# Information given:
------------------------------------------------

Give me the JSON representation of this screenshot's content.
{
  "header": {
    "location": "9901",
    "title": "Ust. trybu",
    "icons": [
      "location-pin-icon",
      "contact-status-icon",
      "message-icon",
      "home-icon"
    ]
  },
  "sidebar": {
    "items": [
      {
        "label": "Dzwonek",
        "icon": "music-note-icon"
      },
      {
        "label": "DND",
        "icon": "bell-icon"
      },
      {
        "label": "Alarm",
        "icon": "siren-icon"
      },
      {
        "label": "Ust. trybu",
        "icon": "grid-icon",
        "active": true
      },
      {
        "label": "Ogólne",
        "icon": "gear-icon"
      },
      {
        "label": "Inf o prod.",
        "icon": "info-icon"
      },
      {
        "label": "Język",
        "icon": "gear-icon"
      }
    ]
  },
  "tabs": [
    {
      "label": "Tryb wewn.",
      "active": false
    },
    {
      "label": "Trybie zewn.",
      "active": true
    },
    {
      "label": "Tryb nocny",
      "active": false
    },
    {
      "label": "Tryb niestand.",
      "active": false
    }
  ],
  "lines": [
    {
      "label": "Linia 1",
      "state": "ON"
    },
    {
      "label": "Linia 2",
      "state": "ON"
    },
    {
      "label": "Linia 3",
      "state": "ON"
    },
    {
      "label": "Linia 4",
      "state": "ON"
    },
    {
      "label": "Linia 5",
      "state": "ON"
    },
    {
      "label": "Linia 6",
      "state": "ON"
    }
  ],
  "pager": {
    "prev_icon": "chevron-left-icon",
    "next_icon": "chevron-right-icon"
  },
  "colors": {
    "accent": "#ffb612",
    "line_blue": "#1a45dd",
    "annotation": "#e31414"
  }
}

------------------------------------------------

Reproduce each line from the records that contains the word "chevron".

# Result:
    "prev_icon": "chevron-left-icon",
    "next_icon": "chevron-right-icon"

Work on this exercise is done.